Dataset entries:
────────
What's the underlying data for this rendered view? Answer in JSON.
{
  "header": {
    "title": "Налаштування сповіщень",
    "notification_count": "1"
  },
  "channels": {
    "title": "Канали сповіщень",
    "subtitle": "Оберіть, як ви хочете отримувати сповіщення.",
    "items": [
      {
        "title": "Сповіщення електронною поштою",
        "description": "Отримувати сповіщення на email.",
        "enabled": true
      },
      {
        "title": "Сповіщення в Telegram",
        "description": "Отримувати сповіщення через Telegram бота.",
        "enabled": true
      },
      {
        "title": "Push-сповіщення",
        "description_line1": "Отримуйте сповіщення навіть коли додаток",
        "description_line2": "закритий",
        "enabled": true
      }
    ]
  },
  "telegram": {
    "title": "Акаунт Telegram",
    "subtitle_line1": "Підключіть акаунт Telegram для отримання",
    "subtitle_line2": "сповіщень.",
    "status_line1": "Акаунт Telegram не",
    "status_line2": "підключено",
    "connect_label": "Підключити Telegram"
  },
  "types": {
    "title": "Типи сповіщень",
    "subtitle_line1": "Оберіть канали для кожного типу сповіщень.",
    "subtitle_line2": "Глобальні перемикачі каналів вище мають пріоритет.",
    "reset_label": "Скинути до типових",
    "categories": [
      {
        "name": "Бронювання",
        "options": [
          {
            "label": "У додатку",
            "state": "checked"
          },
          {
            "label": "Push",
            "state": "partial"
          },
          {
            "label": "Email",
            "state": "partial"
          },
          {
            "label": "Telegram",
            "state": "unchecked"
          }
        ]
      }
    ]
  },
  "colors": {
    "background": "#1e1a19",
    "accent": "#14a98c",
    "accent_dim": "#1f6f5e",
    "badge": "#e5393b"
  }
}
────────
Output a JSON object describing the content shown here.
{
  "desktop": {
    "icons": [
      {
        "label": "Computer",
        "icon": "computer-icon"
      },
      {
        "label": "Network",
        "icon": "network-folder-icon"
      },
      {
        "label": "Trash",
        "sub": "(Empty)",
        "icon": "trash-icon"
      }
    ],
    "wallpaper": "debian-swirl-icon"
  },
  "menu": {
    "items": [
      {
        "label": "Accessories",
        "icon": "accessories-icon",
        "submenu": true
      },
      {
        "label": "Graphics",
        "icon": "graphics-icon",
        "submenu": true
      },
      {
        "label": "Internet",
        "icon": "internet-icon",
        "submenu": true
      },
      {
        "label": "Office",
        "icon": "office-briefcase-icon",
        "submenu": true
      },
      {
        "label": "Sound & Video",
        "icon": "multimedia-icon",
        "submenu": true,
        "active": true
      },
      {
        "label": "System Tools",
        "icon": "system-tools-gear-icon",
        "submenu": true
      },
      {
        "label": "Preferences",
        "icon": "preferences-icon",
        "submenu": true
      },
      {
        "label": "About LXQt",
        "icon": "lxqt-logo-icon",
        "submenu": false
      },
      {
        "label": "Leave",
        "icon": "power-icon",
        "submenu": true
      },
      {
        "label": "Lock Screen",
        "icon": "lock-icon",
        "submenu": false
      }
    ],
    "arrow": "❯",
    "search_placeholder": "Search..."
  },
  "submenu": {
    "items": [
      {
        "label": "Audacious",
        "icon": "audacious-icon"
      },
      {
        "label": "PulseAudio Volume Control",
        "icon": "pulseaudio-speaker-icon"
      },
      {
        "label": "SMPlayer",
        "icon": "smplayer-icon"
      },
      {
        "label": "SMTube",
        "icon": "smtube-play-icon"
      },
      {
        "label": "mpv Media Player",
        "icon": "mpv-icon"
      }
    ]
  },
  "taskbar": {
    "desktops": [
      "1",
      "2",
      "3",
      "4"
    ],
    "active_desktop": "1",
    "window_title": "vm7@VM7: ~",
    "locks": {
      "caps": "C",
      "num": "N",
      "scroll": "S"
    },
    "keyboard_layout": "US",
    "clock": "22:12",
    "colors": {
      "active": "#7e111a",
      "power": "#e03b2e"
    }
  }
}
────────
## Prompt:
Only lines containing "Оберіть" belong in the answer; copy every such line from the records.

## Output of the exercise:
    "subtitle": "Оберіть, як ви хочете отримувати сповіщення.",
    "subtitle_line1": "Оберіть канали для кожного типу сповіщень.",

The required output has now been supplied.